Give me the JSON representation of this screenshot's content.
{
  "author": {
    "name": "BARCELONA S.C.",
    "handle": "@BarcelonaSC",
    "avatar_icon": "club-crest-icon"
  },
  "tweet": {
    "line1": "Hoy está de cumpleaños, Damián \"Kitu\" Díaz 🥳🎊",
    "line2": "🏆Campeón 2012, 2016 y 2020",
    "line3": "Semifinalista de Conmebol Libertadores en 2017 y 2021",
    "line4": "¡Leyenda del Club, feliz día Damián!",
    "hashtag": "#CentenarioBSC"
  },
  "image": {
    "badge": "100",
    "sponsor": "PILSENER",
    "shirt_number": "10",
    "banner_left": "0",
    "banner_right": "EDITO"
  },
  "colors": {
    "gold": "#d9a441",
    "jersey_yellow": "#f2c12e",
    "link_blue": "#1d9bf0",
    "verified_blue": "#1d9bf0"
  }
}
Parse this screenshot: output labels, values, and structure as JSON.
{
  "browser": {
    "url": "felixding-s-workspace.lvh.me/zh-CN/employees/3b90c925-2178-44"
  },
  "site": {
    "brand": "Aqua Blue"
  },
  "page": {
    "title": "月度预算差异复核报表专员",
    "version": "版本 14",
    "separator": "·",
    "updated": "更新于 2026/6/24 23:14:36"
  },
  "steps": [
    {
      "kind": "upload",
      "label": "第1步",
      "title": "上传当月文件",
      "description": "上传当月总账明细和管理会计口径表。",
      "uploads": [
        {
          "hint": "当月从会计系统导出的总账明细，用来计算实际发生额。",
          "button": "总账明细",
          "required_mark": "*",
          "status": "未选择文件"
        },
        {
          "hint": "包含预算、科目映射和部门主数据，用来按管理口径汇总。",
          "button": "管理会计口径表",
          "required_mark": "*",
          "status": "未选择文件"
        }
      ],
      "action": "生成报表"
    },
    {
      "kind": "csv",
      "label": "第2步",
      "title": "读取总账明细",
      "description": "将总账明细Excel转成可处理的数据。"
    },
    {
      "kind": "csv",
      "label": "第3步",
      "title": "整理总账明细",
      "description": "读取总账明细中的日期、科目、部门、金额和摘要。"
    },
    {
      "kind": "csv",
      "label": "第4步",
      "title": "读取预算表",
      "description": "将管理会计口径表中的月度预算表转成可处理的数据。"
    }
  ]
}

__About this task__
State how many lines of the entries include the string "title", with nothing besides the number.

__Exercise result__
5